Data Access Committee Representative

Work with us!

If you have questions regarding the PGC ASD workgroup or projects that are currently being conducted, please contact the workgroup chairs.

For any questions or ideas related to research dissemination (e.g., via this webpage, social media, blogs, press outlets), please contact the workgroup outreach liaison.

If you have questions about how to access summary statistics or genotype-level data, or are interested to submit a secondary analysis proposal, please contact the workgroup data access committee representative.

About Us

Our History

The ASD-PGC working group was founded at the start of PGC, in 2008, and includes currently 48 investigators from 30 institutions, representing 10 countries. Our interdisciplinary membership ranges from distinguished faculty to junior investigators from all of the academic disciplines required for this collaborative work, including epidemiology, statistical genetics, and clinical psychiatry/psychology.

Our Motivation

  1. Expand to include >100,000 ASD cases
  2. Enhance ancestral diversity
  3. Identify (much) more of the genetic risk variation, including the interplay between common and rare risk variation.
  4. Improve understanding of genetic risk variants’ impact on pathophysiology
  5. Dissect the heterogeneity of case subgroups
  6. Enhance prediction of pertinent outcomes

Get Involved!

Currently, we are looking for new collaborators with genotyping and autism data in order to increase our sample size for our next large-scale genome-wide meta-analyses of ASD.

If you would like to be a part of these efforts, please contact the work group leaders Elise Robinson and Anders Børglum.
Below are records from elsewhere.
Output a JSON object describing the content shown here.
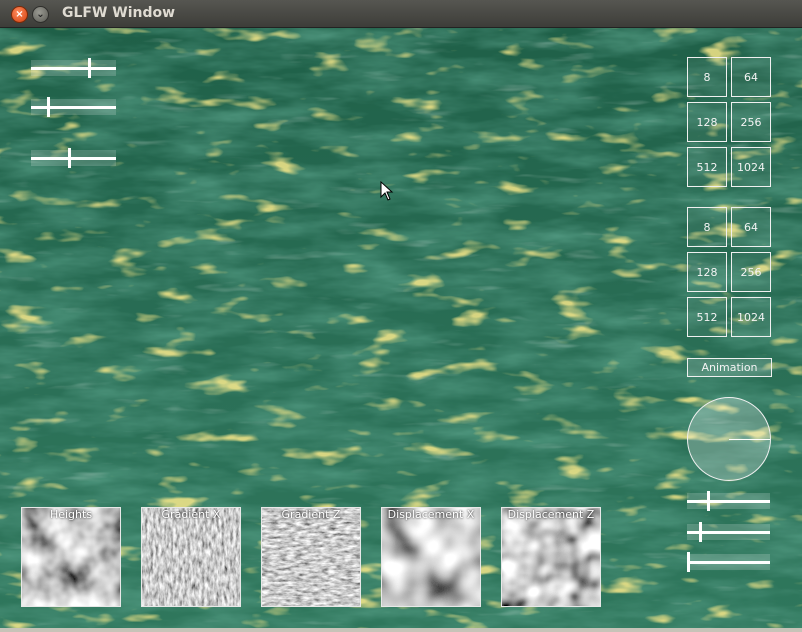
{
  "window": {
    "title": "GLFW Window"
  },
  "resolution_groups": [
    {
      "buttons": [
        "8",
        "64",
        "128",
        "256",
        "512",
        "1024"
      ]
    },
    {
      "buttons": [
        "8",
        "64",
        "128",
        "256",
        "512",
        "1024"
      ]
    }
  ],
  "animation_button": "Animation",
  "left_sliders": [
    {
      "value": 0.7
    },
    {
      "value": 0.2
    },
    {
      "value": 0.45
    }
  ],
  "right_sliders": [
    {
      "value": 0.25
    },
    {
      "value": 0.15
    },
    {
      "value": 0.0
    }
  ],
  "textures": [
    {
      "label": "Heights"
    },
    {
      "label": "Gradient X"
    },
    {
      "label": "Gradient Z"
    },
    {
      "label": "Displacement X"
    },
    {
      "label": "Displacement Z"
    }
  ],
  "colors": {
    "water": "#2c6e55",
    "foam": "#e8c84a",
    "ui": "#ffffff"
  }
}
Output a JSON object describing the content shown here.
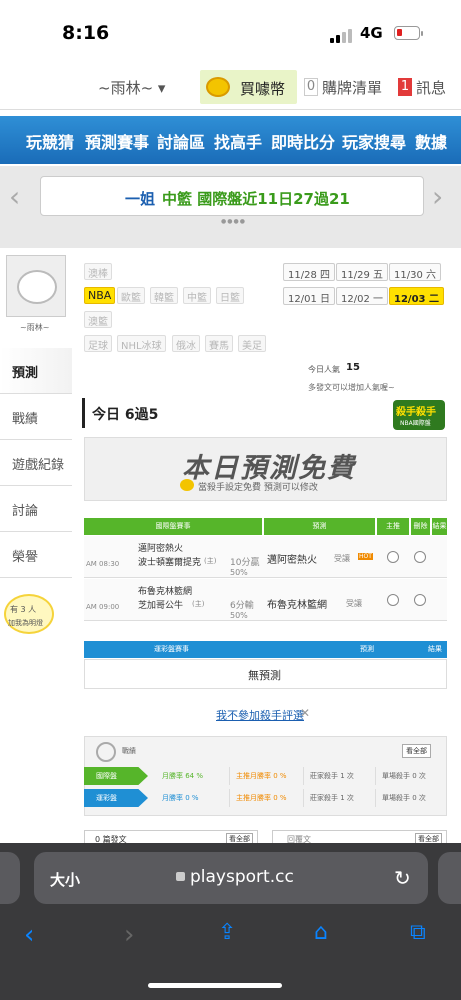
{
  "status": {
    "time": "8:16",
    "network": "4G"
  },
  "header": {
    "username": "~雨林~ ▾",
    "coins": "買噱幣",
    "cart_count": "0",
    "cart": "購牌清單",
    "msg_count": "1",
    "msg": "訊息"
  },
  "nav": [
    "玩競猜",
    "預測賽事",
    "討論區",
    "找高手",
    "即時比分",
    "玩家搜尋",
    "數據"
  ],
  "banner": {
    "part1": "一姐",
    "part2": "中籃 國際盤近11日27過21"
  },
  "profile": {
    "name": "~雨林~"
  },
  "left_tabs": [
    "預測",
    "戰績",
    "遊戲紀錄",
    "討論",
    "榮譽"
  ],
  "fans": {
    "line1": "有 3 人",
    "line2": "加我為明燈"
  },
  "sports": {
    "row1": [
      "澳棒"
    ],
    "row2": [
      "NBA",
      "歐籃",
      "韓籃",
      "中籃",
      "日籃"
    ],
    "row3": [
      "澳籃"
    ],
    "row4": [
      "足球",
      "NHL冰球",
      "俄冰",
      "賽馬",
      "美足"
    ],
    "active": "NBA"
  },
  "dates": [
    "11/28 四",
    "11/29 五",
    "11/30 六",
    "12/01 日",
    "12/02 一",
    "12/03 二"
  ],
  "active_date": "12/03 二",
  "popularity": {
    "label": "今日人氣",
    "value": "15",
    "tip": "多發文可以增加人氣喔~"
  },
  "badge": {
    "title": "殺手殺手",
    "sub": "NBA國際盤"
  },
  "today": "今日 6過5",
  "free": {
    "title": "本日預測免費",
    "sub": "當殺手設定免費 預測可以修改"
  },
  "table1": {
    "headers": [
      "國際盤賽事",
      "預測",
      "主推",
      "刪除",
      "結果"
    ],
    "rows": [
      {
        "time": "AM 08:30",
        "home": "邁阿密熱火",
        "away": "波士頓塞爾提克",
        "mark": "(主)",
        "line": "10分贏",
        "pct": "50%",
        "pick": "邁阿密熱火",
        "pick_tag": "受讓",
        "hot": "HOT"
      },
      {
        "time": "AM 09:00",
        "home": "布魯克林籃網",
        "away": "芝加哥公牛",
        "mark": "(主)",
        "line": "6分輸",
        "pct": "50%",
        "pick": "布魯克林籃網",
        "pick_tag": "受讓"
      }
    ]
  },
  "table2": {
    "headers": [
      "運彩盤賽事",
      "預測",
      "結果"
    ],
    "empty": "無預測"
  },
  "optout": "我不參加殺手評選",
  "record": {
    "title": "戰績",
    "all": "看全部",
    "rows": [
      {
        "tag": "國際盤",
        "win": "月勝率 64 %",
        "main": "主推月勝率 0 %",
        "zh": "莊家殺手 1 次",
        "single": "單場殺手 0 次"
      },
      {
        "tag": "運彩盤",
        "win": "月勝率 0 %",
        "main": "主推月勝率 0 %",
        "zh": "莊家殺手 1 次",
        "single": "單場殺手 0 次"
      }
    ]
  },
  "bottom": {
    "left": "0 篇發文",
    "left_btn": "看全部",
    "right": "回覆文",
    "right_btn": "看全部"
  },
  "safari": {
    "aa": "大小",
    "url": "playsport.cc"
  }
}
Weiner et al. Statistical and functional convergence of common and rare genetic influences on autism at chromosome 16p. Nat Genet. 2022 Nov;54(11):1630-1639


Mattheisen et al. Identification of shared and differentiating genetic architecture for autism spectrum disorder, attention-deficit hyperactivity disorder and case subgroups. Nat Genet. 2022 Oct;54(10):1470-1478.


Warrier et al. Genetic correlates of phenotypic heterogeneity in autism. Nat Genet. 2022 Sep;54(9):1293-1304


Verhoef et al. Discordant associations of educational attainment with ASD and ADHD implicate a polygenic form of pleiotropy.  Nat Commun. 2021 Nov 11;12(1):6534.


Grove et al. Identification of common genetic risk variants for autism spectrum disorder. Nat Genet. 2019 Mar;51(3): 431-444.


Autism Spectrum Disorders Working Group of The Psychiatric Genomics Consortium. Meta-analysis of GWAS of over 16,000 individuals with autism spectrum disorder highlights a novel locus at 10q24.32 and a significant overlap with schizophrenia.. Mol Autism. 2017 May 22;8:21.


Weiner et al. Polygenic transmission disequilibrium confirms that common and rare variation act additively to create risk for autism spectrum disorders. Nat Genet. 2017 Jul;49(7):978-985.


Cross-disorder group of the psychiatric genomics consortium. Genomic Relationships, Novel Loci, and Pleiotropic Mechanisms across Eight Psychiatric Disorders. 2019 Dec 12;179(7):1468-1482.


Brainstorm Consortium. Analysis of shared heritability in common disorders of the brain. 2018 Jun 22;360(6395).